...the tzadik was not so naive after all.

But the tzadik was not so naive after all. He held back, and simply gazed at the well-known clown thoughtfully.

"No, No," exclaimed Hershel, as his face took on a fully serious expression. "I really mean it. No joke. Please. Take the money." As he spoke the words, he approached the and pressed the bulging wallet he had drawn out of his pocket into Rabbi Chaim’s hand.

The astonished rabbi felt himself overwhelmed with emotion — excitement and relief at being able to secure the release of the poor imprisoned Jew, and amazement that such a lowly soul could ascend to the highest of peaks in the briefest of moments. His cheeks were flushed; warm tears pooled at the corner of his eyes.

Hershel himself was stunned. He couldn’t understand what he had just done. It had been a spontaneous impulse that had overcome him, but why had it been so irresistible?

The tzadik wished to bless his donor appropriately, but wasn't sure how. For Rabbi Chaim, life turned on one hinge: Shabbat. He had even written a unique book, Siduro Shel Shabbat, explaining the exaltedness and holiness of the Seventh Day according to mystical principles of Kabblah. But how was that relevant to the loutish man that stood before him? Nevertheless, he thought to himself, such a deed deserves the greatest blessing of all. Still brimming with enthusiasm, he exclaimed:

"I bless you that, in the merit of this great mitzvah that you have done, you will experience the true taste of Shabbat."

Hershel was still numb. He nodded his head as if he understood what the tzadik was talking about, and answered, "Amen."

That very day Hershel returned to Mosayov. Since he had no money, there was no reason to remain in Czernowitz. Still, he remained his cheerful, joking self.

As the week progressed, however, he began to feel a strange feeling welling up inside him, a spirit of holiness, something he had never felt before in his life. When Friday dawned and the feeling was even more intense, he realized that it must be connected to the oncoming Shabbat, and that this Shabbat would definitely be like no other he had ever experienced.

He went shopping to purchase the special foods for Shabbat, and he could barely control his trembling.
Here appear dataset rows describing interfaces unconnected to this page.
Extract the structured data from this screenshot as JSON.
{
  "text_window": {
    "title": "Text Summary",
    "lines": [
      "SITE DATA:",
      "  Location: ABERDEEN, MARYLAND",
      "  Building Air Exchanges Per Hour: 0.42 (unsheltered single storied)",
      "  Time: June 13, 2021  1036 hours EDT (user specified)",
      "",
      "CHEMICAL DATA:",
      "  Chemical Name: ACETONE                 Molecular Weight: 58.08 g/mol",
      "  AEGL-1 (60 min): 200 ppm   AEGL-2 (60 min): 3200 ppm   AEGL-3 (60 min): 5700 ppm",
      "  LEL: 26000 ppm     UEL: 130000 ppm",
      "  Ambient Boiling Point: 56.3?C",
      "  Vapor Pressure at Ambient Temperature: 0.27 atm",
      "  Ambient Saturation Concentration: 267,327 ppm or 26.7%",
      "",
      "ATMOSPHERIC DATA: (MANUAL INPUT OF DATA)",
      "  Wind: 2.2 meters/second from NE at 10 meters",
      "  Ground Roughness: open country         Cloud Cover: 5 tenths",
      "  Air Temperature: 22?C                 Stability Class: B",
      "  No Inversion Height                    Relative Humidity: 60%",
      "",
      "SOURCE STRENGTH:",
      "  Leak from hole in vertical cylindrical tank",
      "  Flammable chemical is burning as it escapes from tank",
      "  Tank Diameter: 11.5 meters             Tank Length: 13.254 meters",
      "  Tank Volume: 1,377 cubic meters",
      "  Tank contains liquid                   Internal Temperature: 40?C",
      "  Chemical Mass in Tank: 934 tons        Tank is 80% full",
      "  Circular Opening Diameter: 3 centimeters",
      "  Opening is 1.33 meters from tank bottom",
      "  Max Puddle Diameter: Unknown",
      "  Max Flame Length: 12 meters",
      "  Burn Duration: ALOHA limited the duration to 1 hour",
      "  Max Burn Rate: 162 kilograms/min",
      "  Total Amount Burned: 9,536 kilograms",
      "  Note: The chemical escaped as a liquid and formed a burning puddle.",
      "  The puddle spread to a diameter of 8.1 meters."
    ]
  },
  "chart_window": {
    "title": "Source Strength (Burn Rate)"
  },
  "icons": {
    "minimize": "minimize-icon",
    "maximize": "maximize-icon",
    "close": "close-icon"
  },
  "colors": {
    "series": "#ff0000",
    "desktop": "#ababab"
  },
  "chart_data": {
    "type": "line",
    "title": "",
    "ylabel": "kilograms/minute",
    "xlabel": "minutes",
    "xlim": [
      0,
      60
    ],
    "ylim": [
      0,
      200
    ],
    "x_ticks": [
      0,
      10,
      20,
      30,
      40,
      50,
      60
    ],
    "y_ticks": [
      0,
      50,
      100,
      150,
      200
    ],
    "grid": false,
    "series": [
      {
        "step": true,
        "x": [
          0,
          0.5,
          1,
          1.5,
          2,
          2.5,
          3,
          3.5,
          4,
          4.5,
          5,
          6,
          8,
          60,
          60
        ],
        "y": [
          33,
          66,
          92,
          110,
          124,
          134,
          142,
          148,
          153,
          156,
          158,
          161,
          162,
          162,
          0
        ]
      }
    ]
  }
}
As the hours went by, his inner upheaval grew stronger and stronger. He couldn’t imagine what would be when Shabbat actually arrived.

Was that really him singing, dancing, studying, praying with ecstasy?

All those who encountered Hershel that Shabbat could hardly recognize him. Was that really him singing, dancing, studying, praying with ecstasy? Hershel could barely recognize himself! His entire being was bursting with the sacred pleasure of Shabbat.

It was the talk of the town. The idea that Hershel the clown could be caught up in a tzadik-type of intense love of Shabbat cracked up everyone who heard it even more than Hershel’s intentional jests. They even entertained the possibility that he had gone insane.

But then the news spread about what had happened at the livestock fair in Czernowitz —the incongruous charitable deed that Hershel had done and the extraordinary blessing of the tzadik of Czernowitz. People began to consider the issue more seriously.

After that Shabbat, Hershel returned to his customary light-hearted joking manner. But by the following Shabbat he was again overwhelmed by the same spirit of holiness. It was as if there were two Hershels: the weekday persona and the special Shabbat one.

Weeks went by, and months, without change in his situation. Hershel felt himself cracking under the strain of his dual personality. He decided to travel back to Czernowitz to discuss his situation with the tzadik who had blessed him.

Rabbi Chaim told him that in order to absorb the taste of Shabbat without spiritual and psychological damage, he would have to refine his weekday behavior. Hershel decided to stay on in Czernowitz in order to learn more from his new mentor. Soon his daily lifestyle slowly but steadily evolved to be harmonious with his weekly Shabbat elevation. Frivolous Hershel had become a completely different person!

In the early 1800’s Rabbi Chaim of Czernovitz moved to the Land of Israel and his faithful disciple Hershel accompanied him. They lived in the holy city of Tsfat. Today, nearly two centuries later, their burial sites are well known and frequently visited.

[Translated and freely adapted from Sichat HaShavua #461. Copyrighted © 2002]